Arrived in Lindsay on east-bound train last night, from Overseas
Arrived in Toronto on Monday morning from New York, where he had arrived after trans-Atlantic trip by steamer. He spent a few hours with the navigator of the plane he was piloting on the night it was shot up over Germany, and with whom he made the trip back from England.
About the happiest two people in Lindsay today are Mr. and Mrs. A.J. Brennan, 17 Glenelg St. E., who after many anxious months have their son, Flying Officer Harold J. Brennan at home with them for a month’s furlough. They met him as he stepped of the C.N.R. Toronto train here last night.
When FO. Harold Brennan stepped off the C.N.R. train here last night, he ended a journey of several thousand miles which started when he joined the R.C.A.F. in Canada, back in January 1942, and in the courses of which he had many thrilling experiences.

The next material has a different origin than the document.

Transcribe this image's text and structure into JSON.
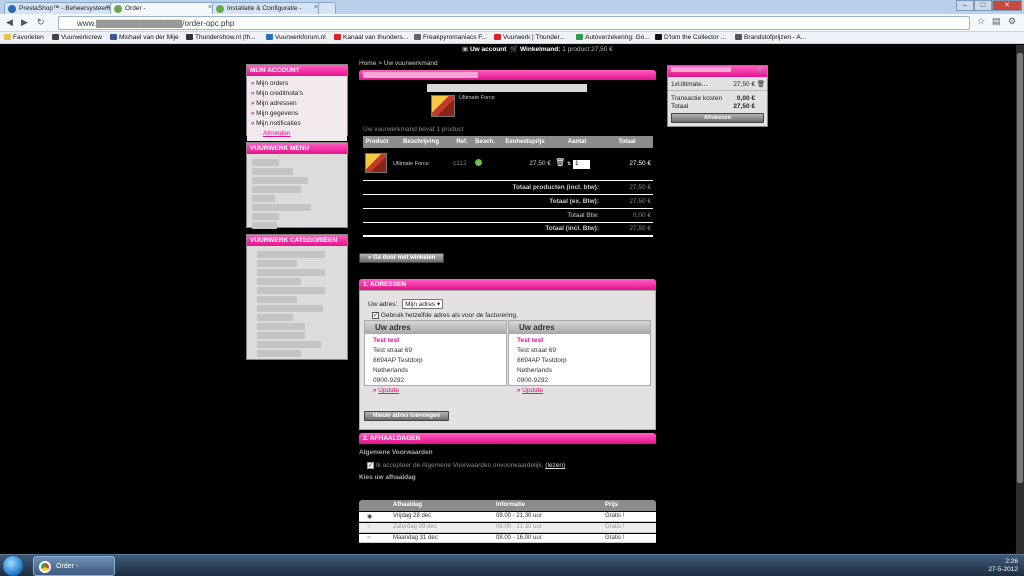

Graduating from an R.C.A.F. training school as a pilot officer in February 1943, he went overseas in May of the same year.
On the night of April 20-21, he was thought to have set out with his craft on what at that time was believed to have been the heaviest bombing raid over Europe since the war had started and on April 24, the Post carried the following announcement of the fact that he had been reported missing
Flying Officer Harold Brennan Believed to have had Part in Greatest Air Raid over Europe
Mr. and Mrs. A.J. Brennan of 17 Glenelg St. E. have received word this morning that their son, Flying Officer Harold J. Brennan is reported missing after operations on April 21.
From this time on long anxious weeks dragged by for his family and friends back here in Canada.
Then on July 14, the following announcement appeared in the Post stating that he had made his way back to England and was well:
We are pleased to advise you that your son, Flying Officer Harold James Brennan, previously reported missing, has arrived safely in the United Kingdom, July 13th. A letter will follow.
These are the words in a telegram received by Mr. and Mrs. A.J. Brennan, 17 Glenelg St. E., this morning from the headquarters’ staff of the R.C.A.F.
Harold Brennan, a pilot in the R.C.A.F., was reported missing after a big air operation over Germany on April 21st, 1944, in which it was believed he was shot down somewhere over France.
Monday morning, FO. Brennan, in company of FO. Alfred Houston of Toronto, the flyer who had been his navigator in the plane he was piloting the night he was shot down and who made the journey home with him, also to spend a furlough, spent a few hours in Toronto before catching the night train for Lindsay, where and friends [sic].
Speaking with Mr. Brennan this morning it was learned by the Post that Harold would be home for a month and on the termination of his leave he would report to headquarters at Ottawa.
Mr. Brennan stated that Harold had made the trip from England by boat and had docked at New York, later travelling by train to Toronto and thence on home.
Commenting on his son’s first reaction to being back home Mr. Brennan said that almost the first thing Harold said when he hopped off the train was,
It’s swell to be back home where people are still able to enjoy well-lighted streets at night and where everyone has lots to eat.
When asked if his son would comment on his experience while [cut off]